Other ways South Coastal intends to better engage pastors is through pastors’ gatherings, regional meetings and peer leadership huddles.

Dr. Fox recognizes what the average pastor has been through in the past two years, which many feel has been the most trying time in leadership that some may ever experience. As he shared at district conference and ordination on July 16, “It’s about guarding our hearts from things like insecurity and emptiness that can take us out of the game. Just like Proverbs 4:23 tells us, ‘Guard your heart’ because ‘everything you do flows from it.’ If we’re empty or bitter, we cannot lead.”

But pastors must do their part as well. Dr. Fox made a plea for pastors to remember their calling. “It starts with us answering God’s call and looking inward, allowing a work in us. I asked them to commit and pray and grow and invest in the district, and to participate. To commit to being who God called us to be.”

As for the district structure going forward, Dr. Fox has started building a team comprised of the incoming administrator, Ashley Henkle; Fox’s wife, Anita, who will handle communications, marketing and social media; an education director position filled by the District Board of Ministerial Development (DBMD) Chair Brantley Hodges; and Debbie Huckaby as clergy care coordinator. He hopes to add a Hispanic team director and a church planting director soon.

The district office in Conyers, Georgia, was sold, and the district superintendent and administrator will work from their respective homes, a further cost-saving measure that fits with his plan to be on the road frequently visiting churches or hosting peer huddles. The district may be considered small by some — about 40 churches — but it is spread over a wide area in Alabama, Georgia and Mississippi.

Dr. Fox and his family attend 12Stone Church, Lawrenceville, Georgia. Although he founded Hydrant Church, he stepped down from that position at the end of February, allowing the church to reopen with new leadership after being closed due to the pandemic.

Speaking about the direction of the denomination as a whole, Dr. Fox says, “We have all kinds of reasons for hope.”

Dr. Fox first started serving as a Wesleyan in 2013; his great grandmother started Nazarene churches, a denomination closely aligned theologically with TWC, in the early 1900s, and his grandfather pastored or led Nazarene churches for 40 years.

“We (TWC) have our challenges, sure. But we are poised with a message of hope and holiness that is valuable and timely. We have room in our denomination for creative leaders to do innovative things and make an impact on our communities.”

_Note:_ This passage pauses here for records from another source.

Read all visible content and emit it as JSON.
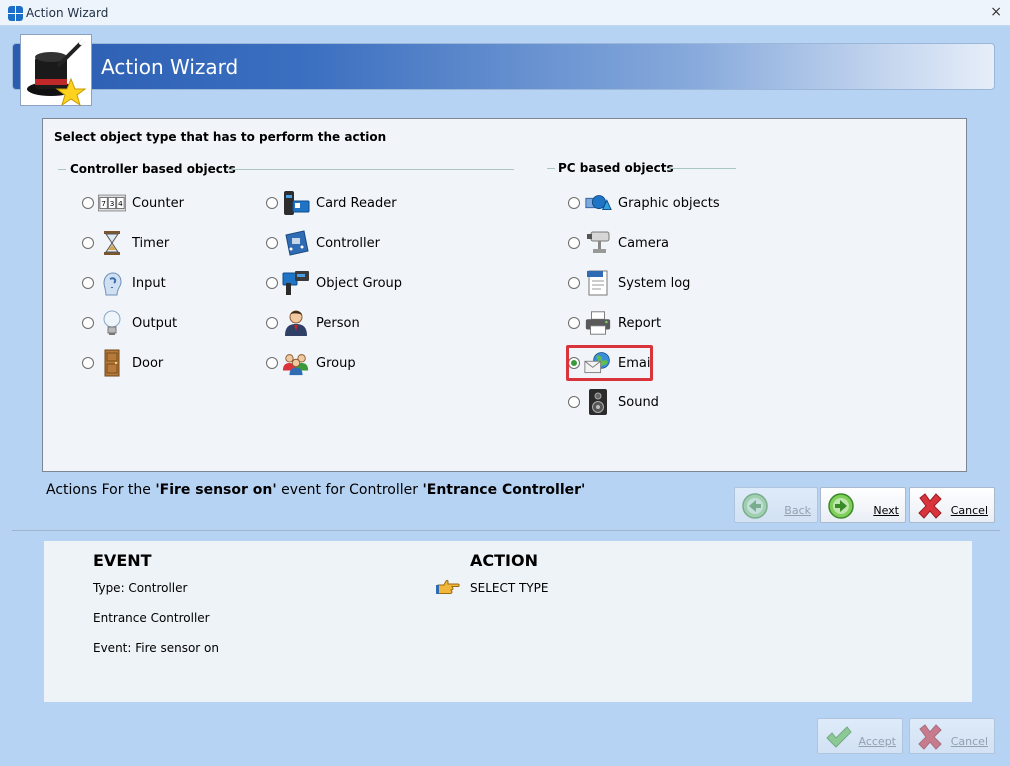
{
  "window": {
    "title": "Action Wizard",
    "close_glyph": "×"
  },
  "banner": {
    "title": "Action Wizard",
    "logo_icon": "magic-hat-icon"
  },
  "panel": {
    "title": "Select object type that has to perform the action",
    "controller_group": {
      "title": "Controller based objects",
      "items": [
        {
          "label": "Counter",
          "icon": "counter-icon"
        },
        {
          "label": "Timer",
          "icon": "hourglass-icon"
        },
        {
          "label": "Input",
          "icon": "input-icon"
        },
        {
          "label": "Output",
          "icon": "lightbulb-icon"
        },
        {
          "label": "Door",
          "icon": "door-icon"
        },
        {
          "label": "Card Reader",
          "icon": "card-reader-icon"
        },
        {
          "label": "Controller",
          "icon": "controller-board-icon"
        },
        {
          "label": "Object Group",
          "icon": "object-group-icon"
        },
        {
          "label": "Person",
          "icon": "person-icon"
        },
        {
          "label": "Group",
          "icon": "people-group-icon"
        }
      ]
    },
    "pc_group": {
      "title": "PC based objects",
      "items": [
        {
          "label": "Graphic objects",
          "icon": "graphic-objects-icon"
        },
        {
          "label": "Camera",
          "icon": "camera-icon"
        },
        {
          "label": "System log",
          "icon": "system-log-icon"
        },
        {
          "label": "Report",
          "icon": "printer-icon"
        },
        {
          "label": "Email",
          "icon": "email-icon",
          "selected": true
        },
        {
          "label": "Sound",
          "icon": "speaker-icon"
        }
      ]
    }
  },
  "info": {
    "prefix": "Actions  For the ",
    "event": "'Fire sensor on'",
    "middle": " event for Controller ",
    "controller": "'Entrance Controller'"
  },
  "nav_buttons": {
    "back": "Back",
    "next": "Next",
    "cancel": "Cancel"
  },
  "summary": {
    "event_heading": "EVENT",
    "event_type": "Type: Controller",
    "event_object": "Entrance Controller",
    "event_name": "Event: Fire sensor on",
    "action_heading": "ACTION",
    "action_text": "SELECT TYPE"
  },
  "bottom_buttons": {
    "accept": "Accept",
    "cancel": "Cancel"
  },
  "colors": {
    "window_bg": "#b7d3f3",
    "highlight": "#d9343c",
    "banner_start": "#2a5db1"
  }
}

Dr. Fox says that is not always the case. “What I am finding here is a desire to do what God wants us to do … to reach the next generation. People my age (41) and younger need to stop complaining about the church. You are worshiping in a building you didn’t have to pay for … Go create something. As lay and clergy and districts, we’re not stuck in one model and one mindset.”

Dr. Fox is proud of TWC’s history of leading the way for women in ministry, for supporting multiethnic and multigenerational churches. “We are leading the way in empowering leaders of different languages to lead.”

Finally, asked about his own leadership style, Dr. Fox summed it up this way, “I want more for you than from you. And the district has to adopt that posture, too. The district exists for the churches. We’re here to serve the churches and the pastors.” 

Jennifer Jones is the district administrator for the South Carolina District of The Wesleyan Church.